line anti-communism has increased
hostilities between the superpowers,
Reagan suggested in his speech that new
talks between U.S. and Soviet cabinet
level officials would provide a "fresh
approach to reducing international
Reagan also called for a new "frame
work for arms control." Talks aimed
at reducing nuclear weapons have been
in limbo since last December, when the
Soviets stalked out in anger over U.S.
deployment of new nuclear missiles in
"We need to extend the arms control
process, to build a bigger umbrella
under which it can operate-a road map
if you will, showing where, during the
next 20 years or so, these individual
efforts can lead," he said.
"This can greatly assist st.ep-by-step
arms control negotiations and enable
us to avoid having all of our hopes or

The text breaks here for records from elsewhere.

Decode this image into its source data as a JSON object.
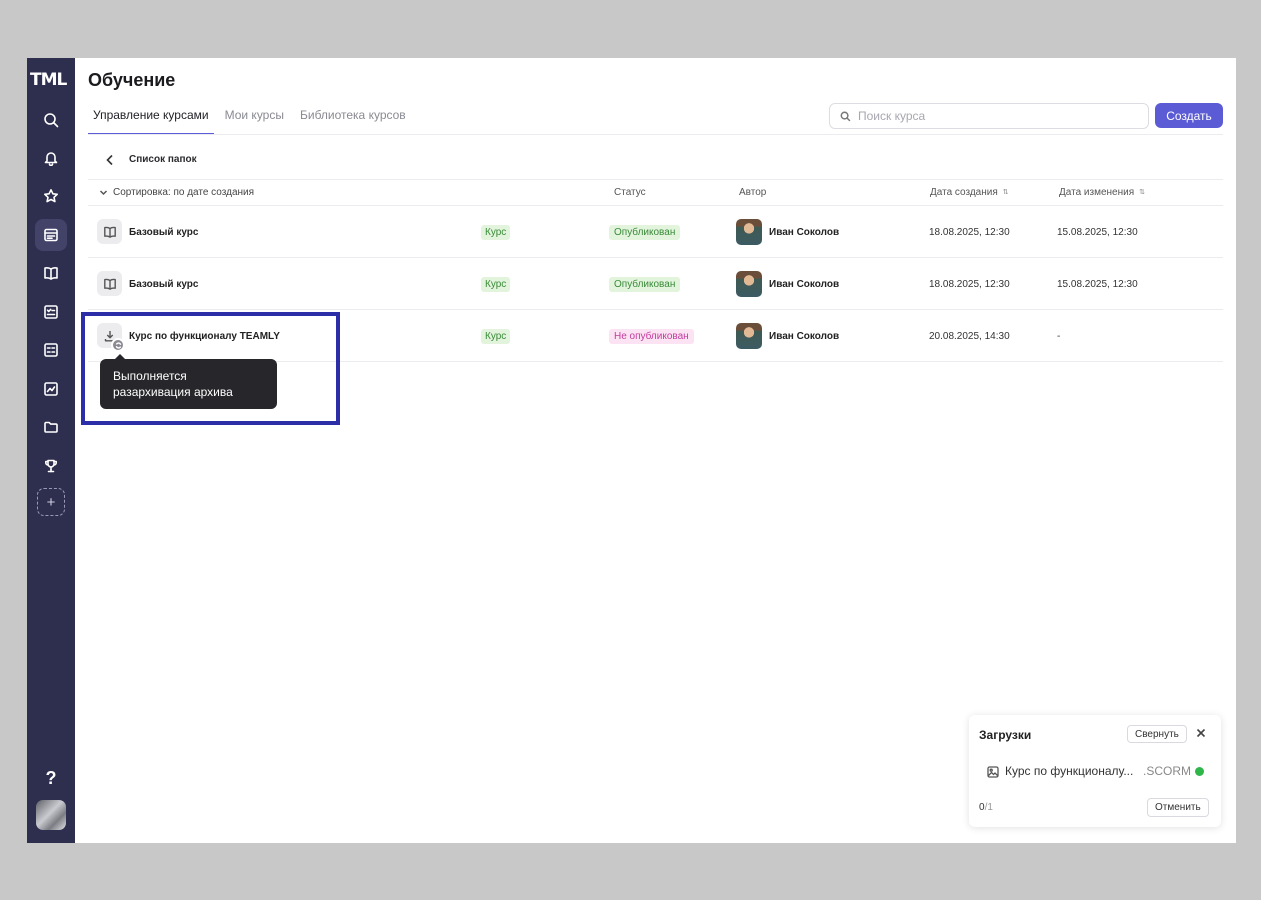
{
  "app": {
    "logo": "TML"
  },
  "sidebar": {
    "items": [
      {
        "name": "search",
        "icon": "search-icon"
      },
      {
        "name": "notifications",
        "icon": "bell-icon"
      },
      {
        "name": "favorites",
        "icon": "star-icon"
      },
      {
        "name": "learning",
        "icon": "courses-icon",
        "active": true
      },
      {
        "name": "library",
        "icon": "book-icon"
      },
      {
        "name": "tests",
        "icon": "checklist-icon"
      },
      {
        "name": "calculator",
        "icon": "grid-icon"
      },
      {
        "name": "analytics",
        "icon": "chart-icon"
      },
      {
        "name": "files",
        "icon": "folder-icon"
      },
      {
        "name": "achievements",
        "icon": "trophy-icon"
      }
    ],
    "add_label": "+",
    "help_label": "?"
  },
  "header": {
    "title": "Обучение",
    "tabs": [
      {
        "label": "Управление курсами",
        "active": true
      },
      {
        "label": "Мои курсы",
        "active": false
      },
      {
        "label": "Библиотека курсов",
        "active": false
      }
    ],
    "search_placeholder": "Поиск курса",
    "create_label": "Создать"
  },
  "breadcrumb": {
    "label": "Список папок"
  },
  "table": {
    "sort_label": "Сортировка: по дате создания",
    "columns": {
      "status": "Статус",
      "author": "Автор",
      "created": "Дата создания",
      "modified": "Дата изменения"
    },
    "rows": [
      {
        "name": "Базовый курс",
        "type": "Курс",
        "status": "Опубликован",
        "author": "Иван Соколов",
        "created": "18.08.2025, 12:30",
        "modified": "15.08.2025, 12:30"
      },
      {
        "name": "Базовый курс",
        "type": "Курс",
        "status": "Опубликован",
        "author": "Иван Соколов",
        "created": "18.08.2025, 12:30",
        "modified": "15.08.2025, 12:30"
      },
      {
        "name": "Курс по функционалу TEAMLY",
        "type": "Курс",
        "status": "Не опубликован",
        "author": "Иван Соколов",
        "created": "20.08.2025, 14:30",
        "modified": "-"
      }
    ]
  },
  "tooltip": {
    "text": "Выполняется разархивация архива"
  },
  "downloads": {
    "title": "Загрузки",
    "collapse_label": "Свернуть",
    "file_name": "Курс по функционалу...",
    "file_ext": ".SCORM",
    "count_done": "0",
    "count_total": "/1",
    "cancel_label": "Отменить"
  },
  "colors": {
    "accent": "#5b5bd6",
    "sidebar": "#2e2e4e",
    "highlight": "#2c2ea8",
    "published": "#3a8a3a",
    "unpublished": "#c23c9c"
  }
}
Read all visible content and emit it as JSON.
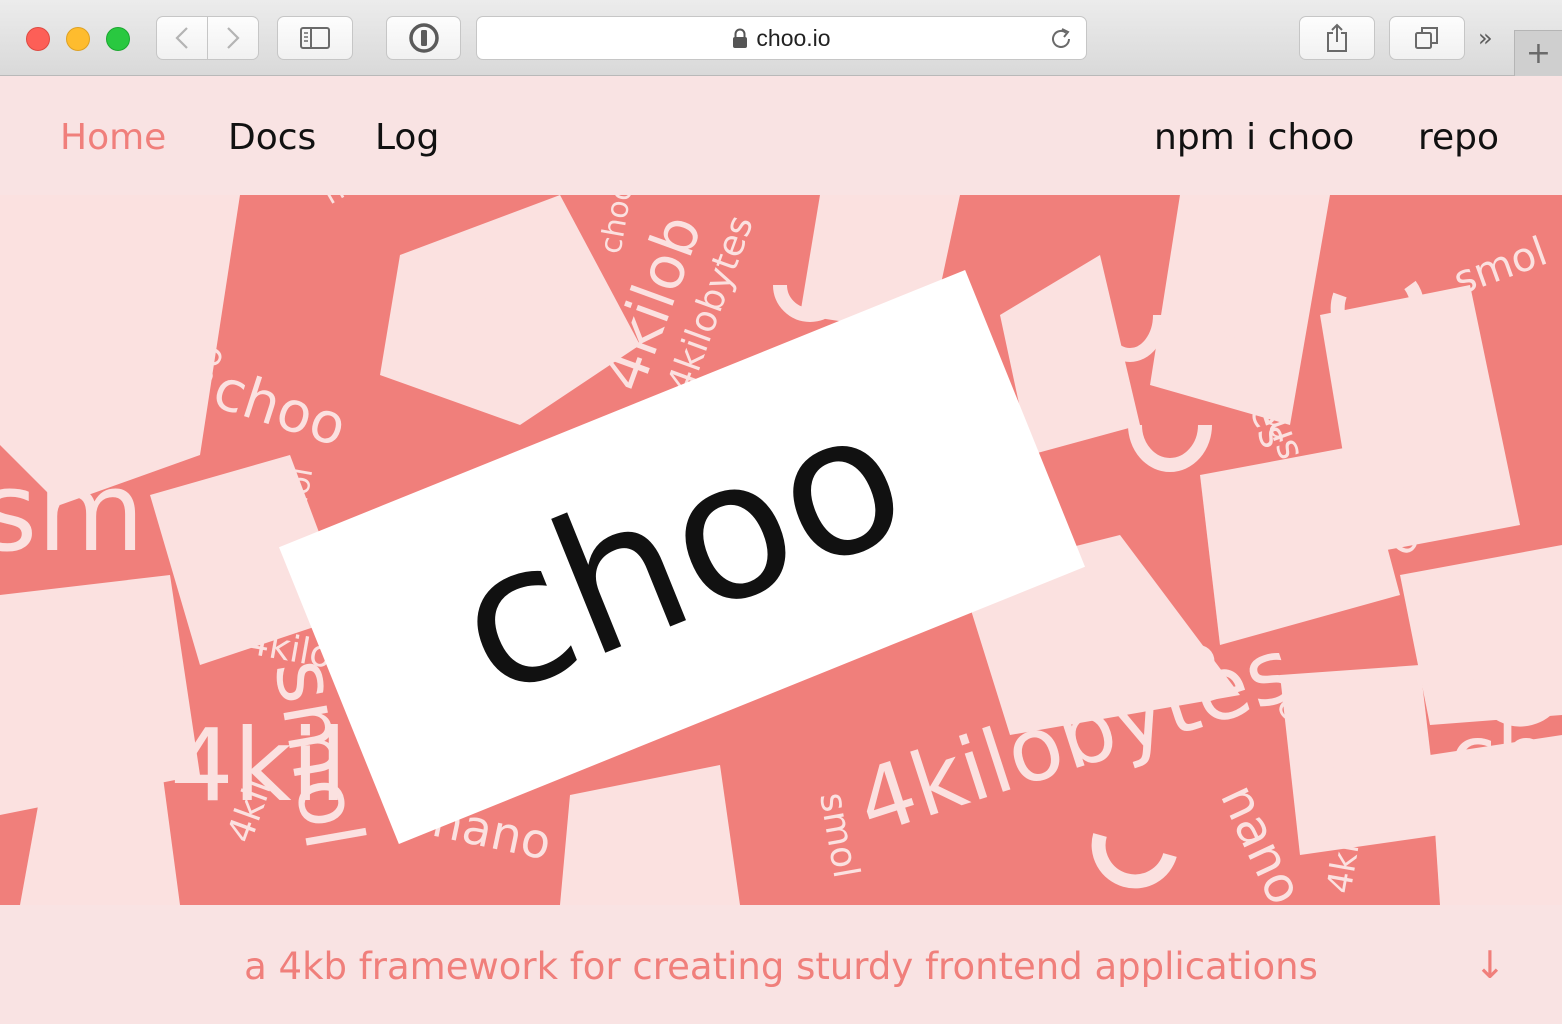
{
  "browser": {
    "url": "choo.io",
    "icons": {
      "back": "chevron-left-icon",
      "forward": "chevron-right-icon",
      "sidebar": "sidebar-icon",
      "password": "password-manager-icon",
      "lock": "lock-icon",
      "reload": "reload-icon",
      "share": "share-icon",
      "tabs": "tab-overview-icon",
      "more": "chevron-double-right-icon",
      "new_tab": "plus-icon"
    },
    "more_glyph": "»",
    "new_tab_glyph": "+"
  },
  "nav": {
    "home": "Home",
    "docs": "Docs",
    "log": "Log",
    "install": "npm i choo",
    "repo": "repo"
  },
  "hero": {
    "title": "choo",
    "collage_words": {
      "w1": "choo",
      "w2": "nano",
      "w3": "4kilobytes",
      "w4": "smol",
      "w5": "4kilob",
      "w6": "nano",
      "w7": "smol",
      "w8": "choo",
      "w9": "4kilobytes",
      "w10": "smol",
      "w11": "choo",
      "w12": "nano",
      "w13": "4kilobytes",
      "w14": "choo",
      "w15": "smol",
      "w16": "kilobytes",
      "w17": "nano",
      "w18": "choo",
      "w19": "4kil",
      "w20": "smol",
      "w21": "4kilobytes",
      "w22": "nano",
      "w23": "choo",
      "w24": "sm",
      "w25": "4kil",
      "w26": "choo",
      "w27": "nano",
      "w28": "smol",
      "w29": "4kilo",
      "w30": "choo"
    }
  },
  "tagline": "a 4kb framework for creating sturdy frontend applications",
  "down_arrow": "↓",
  "colors": {
    "accent": "#f07f7b",
    "page_bg": "#f9e3e3",
    "pale": "#fbe1e0",
    "title_text": "#111111"
  }
}
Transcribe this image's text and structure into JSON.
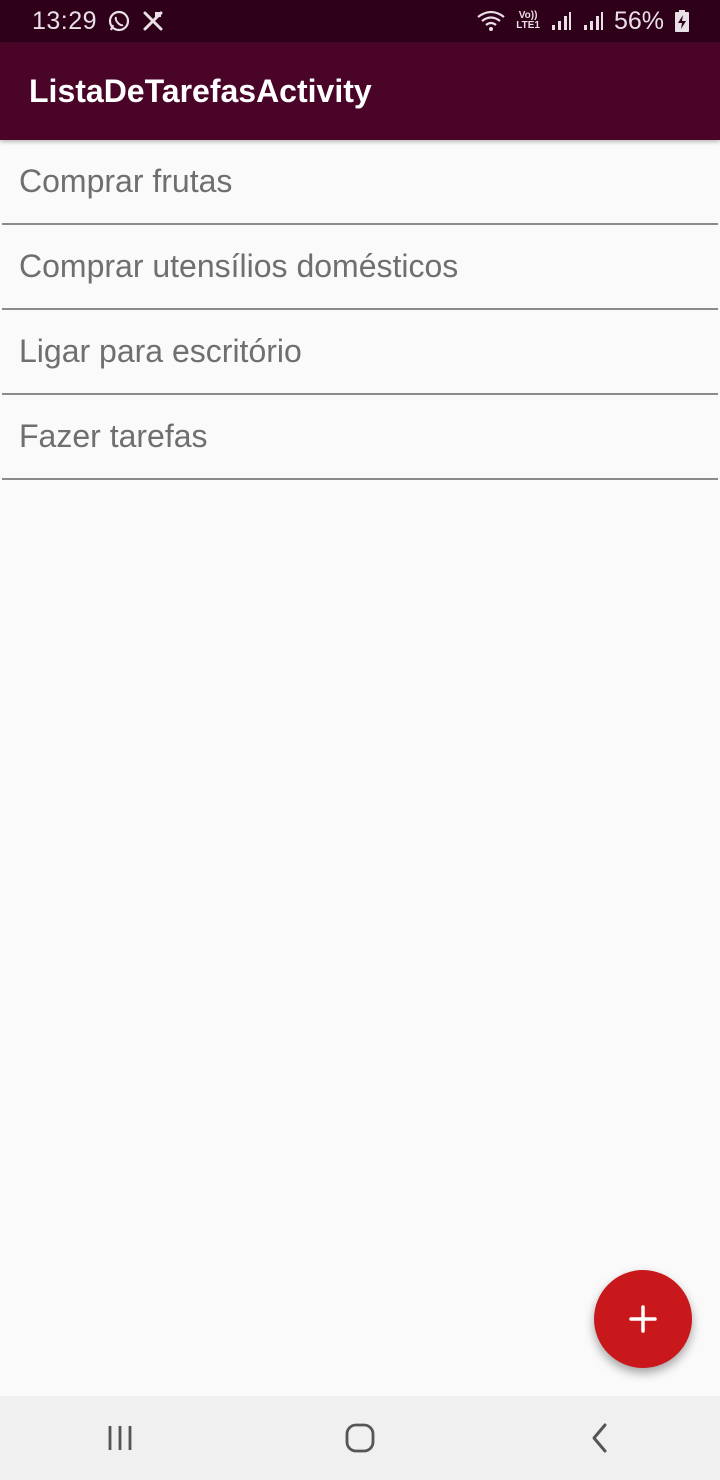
{
  "status_bar": {
    "time": "13:29",
    "battery_percent": "56%",
    "lte_label": "LTE1",
    "volte_label": "Vo))",
    "icons": [
      "whatsapp-icon",
      "mute-icon",
      "wifi-icon",
      "signal-icon",
      "signal-icon",
      "battery-charging-icon"
    ]
  },
  "app_bar": {
    "title": "ListaDeTarefasActivity",
    "color": "#4a0428"
  },
  "tasks": [
    {
      "label": "Comprar frutas"
    },
    {
      "label": "Comprar utensílios domésticos"
    },
    {
      "label": "Ligar para escritório"
    },
    {
      "label": "Fazer tarefas"
    }
  ],
  "fab": {
    "icon": "plus-icon",
    "color": "#c8181b"
  },
  "nav_bar": {
    "buttons": [
      "recent-apps-icon",
      "home-icon",
      "back-icon"
    ]
  }
}
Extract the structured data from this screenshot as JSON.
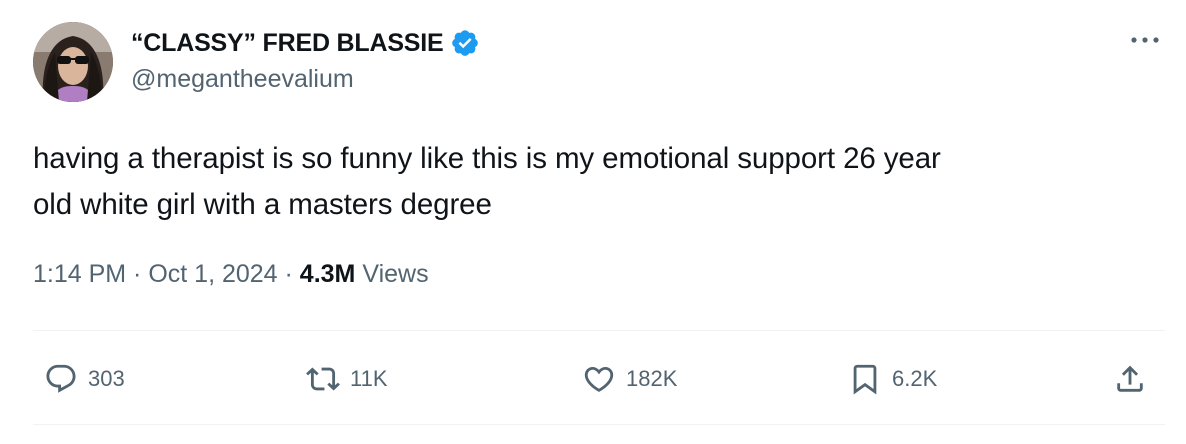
{
  "user": {
    "display_name": "“CLASSY” FRED BLASSIE",
    "handle": "@megantheevalium",
    "verified": true,
    "avatar": "profile-photo"
  },
  "tweet": {
    "text": "having a therapist is so funny like this is my emotional support 26 year\nold white girl with a masters degree",
    "time": "1:14 PM",
    "separator": " · ",
    "date": "Oct 1, 2024",
    "views_count": "4.3M",
    "views_label": "Views"
  },
  "actions": {
    "replies": "303",
    "retweets": "11K",
    "likes": "182K",
    "bookmarks": "6.2K"
  },
  "icons": {
    "more": "more-horizontal-icon",
    "verified": "verified-badge-icon",
    "reply": "reply-icon",
    "retweet": "retweet-icon",
    "like": "heart-icon",
    "bookmark": "bookmark-icon",
    "share": "share-icon"
  },
  "colors": {
    "text": "#0f1419",
    "secondary": "#536471",
    "verified": "#1d9bf0",
    "divider": "#eff3f4"
  }
}
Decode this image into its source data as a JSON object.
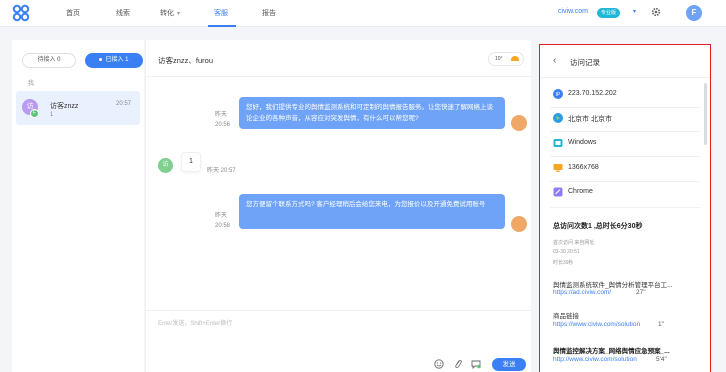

expectations ride on any single set or
series of negotiations."
Asserting that "spheres of influence
are a thing of the past," the president
suggested that senior experts from both
nations should begin regular "in-depth
exchanges of views" on regional prob
lems, such as Central America and the
"He has done as well as anyone in
Neither Wagner, Polton, Walker or
Winston-Salem State Chancellor Hay
ward Wilson would comment on who
might be possible nominees for Friday's
post. "I have no clue to who his
successor might be, but whoever it is,
hell have big shoes to fill," Walker said.
Polton also would not speculate on
Friday's successor, but added, "My one
consolation is that however creative and
innovative his successor is, hell have
to continue to follow many of the
guidelines that Friday set up which
made this university system one of the
best in the nation."
All said they expected Friday's
"Bill Friday was constant throughout
his career in following University
regulations so it was not surprising that
he planned to retire at the expected age
of 65, but I am still extremely saddened
by his resigning," Walker said.
According to Polton, Friday had
made it very clear to the chancellors
that he would retire soon. "He is a
strong advocate of retiring at 65, and
had made it clear to us as a group that
he personally wanted to retire at 65,"